The piston ring set and the piston must be engineered to complement each other from a standpoint of clearance between the back of the piston ring and the bottom of the piston groove. This clearance is referred to as back clearance. If the clearance is not sufficient, severe engine damage can result when the piston and rings are installed in the engine.
The sketch in Figure 1 illustrates groove depths of a piston.
It is simple to check compression ring back clearance. Place the outer diameter (O.D.) of the piston ring fully into the piston groove as illustrated in Figure 2.
No portion of the inside diameter (I.D.) should protrude beyond the piston land.
Oil rings are more difficult to check. However, by placing the oil rails and expander together as they would be assembled and inserting as shown, it can determine if back clearance exists. Minimum clearance should be .0 15?.
Pistons are designed to have considerable more clearance in the ring land area than in the skirt area. Be sure the ring or ring assembly does not protrude beyond the groove lands. The designed in head clearance will ensure sufficient clearance behind the ring when the piston is installed in the cylinder.
In situations where piston grooves are deeper, the oil ring can be difficult to install because the oil ring assembly tends to "pop off" the piston. Once the rings are installed, however, they will perform properly even though there is more than normal back clearance.
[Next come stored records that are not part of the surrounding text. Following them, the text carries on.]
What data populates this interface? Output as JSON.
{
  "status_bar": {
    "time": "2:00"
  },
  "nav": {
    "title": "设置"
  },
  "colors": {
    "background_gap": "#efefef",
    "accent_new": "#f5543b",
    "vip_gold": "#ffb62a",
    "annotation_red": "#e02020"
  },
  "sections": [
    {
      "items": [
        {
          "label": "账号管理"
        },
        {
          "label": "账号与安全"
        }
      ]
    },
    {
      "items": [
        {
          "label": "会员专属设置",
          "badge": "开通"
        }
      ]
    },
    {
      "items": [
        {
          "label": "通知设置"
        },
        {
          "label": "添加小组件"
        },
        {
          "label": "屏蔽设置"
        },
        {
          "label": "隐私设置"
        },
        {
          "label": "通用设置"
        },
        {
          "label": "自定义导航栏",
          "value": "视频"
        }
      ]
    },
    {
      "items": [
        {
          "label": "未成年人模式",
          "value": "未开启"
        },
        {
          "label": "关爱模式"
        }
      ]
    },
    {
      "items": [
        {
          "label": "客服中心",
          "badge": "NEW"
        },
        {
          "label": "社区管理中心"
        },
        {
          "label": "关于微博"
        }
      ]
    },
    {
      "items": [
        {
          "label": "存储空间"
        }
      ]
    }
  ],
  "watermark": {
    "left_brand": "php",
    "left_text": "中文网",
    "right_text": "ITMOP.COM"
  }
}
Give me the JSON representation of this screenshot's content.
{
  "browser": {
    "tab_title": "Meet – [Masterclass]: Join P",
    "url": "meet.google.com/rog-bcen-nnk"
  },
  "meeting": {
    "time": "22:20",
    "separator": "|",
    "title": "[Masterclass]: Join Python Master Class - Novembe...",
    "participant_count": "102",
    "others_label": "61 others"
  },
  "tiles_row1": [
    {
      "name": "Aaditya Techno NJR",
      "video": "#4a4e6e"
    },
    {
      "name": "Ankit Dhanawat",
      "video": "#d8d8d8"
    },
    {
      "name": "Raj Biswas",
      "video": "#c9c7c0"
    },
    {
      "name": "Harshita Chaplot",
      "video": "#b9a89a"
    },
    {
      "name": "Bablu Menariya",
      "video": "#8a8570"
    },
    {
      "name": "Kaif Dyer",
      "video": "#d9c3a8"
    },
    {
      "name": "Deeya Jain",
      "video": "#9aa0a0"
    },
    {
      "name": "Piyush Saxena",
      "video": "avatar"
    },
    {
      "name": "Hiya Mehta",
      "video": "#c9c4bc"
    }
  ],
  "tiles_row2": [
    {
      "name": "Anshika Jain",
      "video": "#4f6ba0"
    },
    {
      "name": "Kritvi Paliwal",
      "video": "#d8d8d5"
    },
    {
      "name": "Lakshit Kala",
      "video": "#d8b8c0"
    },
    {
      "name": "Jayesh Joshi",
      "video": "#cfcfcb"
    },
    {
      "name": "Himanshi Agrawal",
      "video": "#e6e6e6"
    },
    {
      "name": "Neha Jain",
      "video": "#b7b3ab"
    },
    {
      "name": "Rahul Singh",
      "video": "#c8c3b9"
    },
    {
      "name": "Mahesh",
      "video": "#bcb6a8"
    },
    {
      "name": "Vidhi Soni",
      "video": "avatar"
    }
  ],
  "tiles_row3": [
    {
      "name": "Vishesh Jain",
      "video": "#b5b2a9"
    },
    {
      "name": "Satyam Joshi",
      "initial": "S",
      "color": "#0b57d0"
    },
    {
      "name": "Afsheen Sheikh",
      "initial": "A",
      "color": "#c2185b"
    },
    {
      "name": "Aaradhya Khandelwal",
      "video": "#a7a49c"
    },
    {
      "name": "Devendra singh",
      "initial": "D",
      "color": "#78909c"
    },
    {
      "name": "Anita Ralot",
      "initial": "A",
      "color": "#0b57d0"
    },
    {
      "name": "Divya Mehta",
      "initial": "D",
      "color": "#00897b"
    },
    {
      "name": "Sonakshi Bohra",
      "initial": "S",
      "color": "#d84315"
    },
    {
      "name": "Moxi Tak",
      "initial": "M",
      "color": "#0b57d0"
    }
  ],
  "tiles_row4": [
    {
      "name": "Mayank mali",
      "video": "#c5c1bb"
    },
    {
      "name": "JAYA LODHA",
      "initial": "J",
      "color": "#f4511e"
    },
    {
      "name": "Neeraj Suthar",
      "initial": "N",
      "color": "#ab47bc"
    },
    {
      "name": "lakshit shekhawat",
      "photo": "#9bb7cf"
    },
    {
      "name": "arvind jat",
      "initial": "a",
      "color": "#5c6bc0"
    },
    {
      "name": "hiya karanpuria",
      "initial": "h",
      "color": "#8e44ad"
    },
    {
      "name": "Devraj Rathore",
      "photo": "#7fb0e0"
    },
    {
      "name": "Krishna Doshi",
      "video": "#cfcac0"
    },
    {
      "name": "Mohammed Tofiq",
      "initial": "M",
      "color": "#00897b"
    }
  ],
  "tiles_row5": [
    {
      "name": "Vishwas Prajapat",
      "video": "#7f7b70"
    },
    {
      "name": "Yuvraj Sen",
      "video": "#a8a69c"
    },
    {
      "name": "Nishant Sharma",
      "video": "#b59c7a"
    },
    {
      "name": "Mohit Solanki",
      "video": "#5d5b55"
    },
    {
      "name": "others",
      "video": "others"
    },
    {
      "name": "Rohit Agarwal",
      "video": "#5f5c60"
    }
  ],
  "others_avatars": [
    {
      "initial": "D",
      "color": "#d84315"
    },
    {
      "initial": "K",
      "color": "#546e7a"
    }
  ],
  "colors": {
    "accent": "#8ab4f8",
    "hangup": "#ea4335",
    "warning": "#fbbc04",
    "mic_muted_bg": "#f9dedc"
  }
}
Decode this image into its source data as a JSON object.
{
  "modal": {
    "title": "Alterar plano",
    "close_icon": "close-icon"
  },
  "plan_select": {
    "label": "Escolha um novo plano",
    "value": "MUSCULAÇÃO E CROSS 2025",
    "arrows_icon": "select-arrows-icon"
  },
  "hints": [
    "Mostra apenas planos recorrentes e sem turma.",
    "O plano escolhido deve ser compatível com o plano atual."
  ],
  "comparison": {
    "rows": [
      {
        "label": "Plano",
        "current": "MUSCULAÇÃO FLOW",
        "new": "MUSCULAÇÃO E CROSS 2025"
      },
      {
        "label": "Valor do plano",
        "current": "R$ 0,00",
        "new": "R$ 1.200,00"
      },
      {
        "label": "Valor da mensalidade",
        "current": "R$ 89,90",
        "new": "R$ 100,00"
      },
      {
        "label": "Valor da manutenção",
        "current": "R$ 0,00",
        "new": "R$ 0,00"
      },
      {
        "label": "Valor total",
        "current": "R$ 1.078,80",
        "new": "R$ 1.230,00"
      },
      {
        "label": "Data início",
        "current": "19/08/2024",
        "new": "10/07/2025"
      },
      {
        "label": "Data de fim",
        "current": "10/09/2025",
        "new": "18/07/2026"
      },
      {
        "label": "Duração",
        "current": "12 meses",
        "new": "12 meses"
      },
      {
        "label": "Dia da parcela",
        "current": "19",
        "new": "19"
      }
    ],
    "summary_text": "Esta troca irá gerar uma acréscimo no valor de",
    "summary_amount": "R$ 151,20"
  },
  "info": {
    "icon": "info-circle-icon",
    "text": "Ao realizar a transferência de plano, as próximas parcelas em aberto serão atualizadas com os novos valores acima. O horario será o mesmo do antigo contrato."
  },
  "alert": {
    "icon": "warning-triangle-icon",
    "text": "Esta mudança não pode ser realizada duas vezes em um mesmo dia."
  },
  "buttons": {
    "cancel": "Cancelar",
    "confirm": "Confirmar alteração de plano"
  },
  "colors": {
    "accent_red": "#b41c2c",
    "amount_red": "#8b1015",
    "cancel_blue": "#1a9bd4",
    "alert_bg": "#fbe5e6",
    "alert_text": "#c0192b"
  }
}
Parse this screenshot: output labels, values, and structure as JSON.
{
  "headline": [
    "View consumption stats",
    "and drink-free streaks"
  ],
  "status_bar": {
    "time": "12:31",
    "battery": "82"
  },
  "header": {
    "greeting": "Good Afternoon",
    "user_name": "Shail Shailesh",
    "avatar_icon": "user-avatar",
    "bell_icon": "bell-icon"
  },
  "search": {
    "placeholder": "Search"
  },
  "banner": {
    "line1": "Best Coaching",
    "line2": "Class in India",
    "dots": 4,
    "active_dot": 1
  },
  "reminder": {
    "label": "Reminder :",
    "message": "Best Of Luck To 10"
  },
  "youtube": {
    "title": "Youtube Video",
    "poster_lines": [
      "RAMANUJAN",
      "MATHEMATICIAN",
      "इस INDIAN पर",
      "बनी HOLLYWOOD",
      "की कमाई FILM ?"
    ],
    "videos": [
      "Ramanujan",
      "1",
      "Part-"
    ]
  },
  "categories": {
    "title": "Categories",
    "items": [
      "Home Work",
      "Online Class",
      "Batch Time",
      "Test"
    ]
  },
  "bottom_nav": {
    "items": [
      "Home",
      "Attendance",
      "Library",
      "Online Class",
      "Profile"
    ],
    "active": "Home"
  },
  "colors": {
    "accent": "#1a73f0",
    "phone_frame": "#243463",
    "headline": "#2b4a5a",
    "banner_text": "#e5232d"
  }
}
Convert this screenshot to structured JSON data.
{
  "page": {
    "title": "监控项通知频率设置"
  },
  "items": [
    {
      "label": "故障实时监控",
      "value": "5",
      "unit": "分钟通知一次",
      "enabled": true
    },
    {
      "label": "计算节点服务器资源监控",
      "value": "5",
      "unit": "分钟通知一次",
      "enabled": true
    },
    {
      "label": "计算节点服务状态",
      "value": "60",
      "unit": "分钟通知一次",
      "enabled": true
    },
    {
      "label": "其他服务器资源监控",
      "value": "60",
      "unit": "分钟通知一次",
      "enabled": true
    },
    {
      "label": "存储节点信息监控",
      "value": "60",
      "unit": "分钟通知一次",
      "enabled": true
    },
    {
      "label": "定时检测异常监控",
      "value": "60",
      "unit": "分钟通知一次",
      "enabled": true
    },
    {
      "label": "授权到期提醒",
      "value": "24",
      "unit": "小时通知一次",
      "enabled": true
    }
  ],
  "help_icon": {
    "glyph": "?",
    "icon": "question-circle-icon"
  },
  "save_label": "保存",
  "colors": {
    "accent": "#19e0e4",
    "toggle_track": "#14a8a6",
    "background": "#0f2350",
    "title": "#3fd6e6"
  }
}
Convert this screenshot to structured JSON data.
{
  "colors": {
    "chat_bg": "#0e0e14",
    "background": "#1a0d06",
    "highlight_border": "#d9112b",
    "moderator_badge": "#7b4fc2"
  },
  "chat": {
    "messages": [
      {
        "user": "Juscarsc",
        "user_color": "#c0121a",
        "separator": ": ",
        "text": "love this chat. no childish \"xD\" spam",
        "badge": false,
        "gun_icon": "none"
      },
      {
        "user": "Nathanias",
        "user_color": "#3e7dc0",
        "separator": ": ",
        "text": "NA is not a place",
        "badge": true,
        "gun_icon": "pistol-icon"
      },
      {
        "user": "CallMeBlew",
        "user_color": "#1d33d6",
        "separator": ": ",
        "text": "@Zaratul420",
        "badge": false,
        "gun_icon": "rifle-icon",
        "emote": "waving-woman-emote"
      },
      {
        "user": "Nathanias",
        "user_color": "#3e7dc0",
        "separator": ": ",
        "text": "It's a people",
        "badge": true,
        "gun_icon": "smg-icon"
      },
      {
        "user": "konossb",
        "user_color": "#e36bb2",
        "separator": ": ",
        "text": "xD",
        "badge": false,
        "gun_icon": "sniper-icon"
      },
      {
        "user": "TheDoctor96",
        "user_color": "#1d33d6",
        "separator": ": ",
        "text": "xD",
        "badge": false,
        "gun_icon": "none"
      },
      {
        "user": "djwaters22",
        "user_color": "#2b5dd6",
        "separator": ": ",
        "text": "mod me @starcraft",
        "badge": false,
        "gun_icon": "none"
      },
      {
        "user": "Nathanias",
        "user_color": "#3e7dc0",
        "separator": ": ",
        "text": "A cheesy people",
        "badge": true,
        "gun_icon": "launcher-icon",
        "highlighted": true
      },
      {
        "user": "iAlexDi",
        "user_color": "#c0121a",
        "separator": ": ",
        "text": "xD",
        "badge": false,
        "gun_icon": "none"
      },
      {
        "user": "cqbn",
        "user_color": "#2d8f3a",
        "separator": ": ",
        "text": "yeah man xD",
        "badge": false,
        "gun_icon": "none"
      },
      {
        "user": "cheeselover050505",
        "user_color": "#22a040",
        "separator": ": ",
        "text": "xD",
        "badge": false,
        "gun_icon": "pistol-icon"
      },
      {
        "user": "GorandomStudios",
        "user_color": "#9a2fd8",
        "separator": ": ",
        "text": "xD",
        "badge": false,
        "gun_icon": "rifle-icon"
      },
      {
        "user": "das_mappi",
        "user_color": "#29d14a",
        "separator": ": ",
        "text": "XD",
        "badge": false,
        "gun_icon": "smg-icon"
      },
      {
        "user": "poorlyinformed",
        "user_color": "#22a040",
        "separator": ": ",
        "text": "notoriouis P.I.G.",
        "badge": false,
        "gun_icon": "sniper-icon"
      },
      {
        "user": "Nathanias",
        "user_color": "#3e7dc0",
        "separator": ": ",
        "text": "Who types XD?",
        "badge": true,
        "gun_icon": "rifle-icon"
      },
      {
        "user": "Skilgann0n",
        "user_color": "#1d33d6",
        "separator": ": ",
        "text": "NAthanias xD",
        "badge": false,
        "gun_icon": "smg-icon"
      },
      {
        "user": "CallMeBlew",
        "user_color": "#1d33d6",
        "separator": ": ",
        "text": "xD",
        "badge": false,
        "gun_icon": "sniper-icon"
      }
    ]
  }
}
Some engine manufacturers have changed piston dimensions within an engine model making it necessary to catalog two piston ring sets, deep groove, and shallow groove within one engine model.
Source: Hastings Piston Rings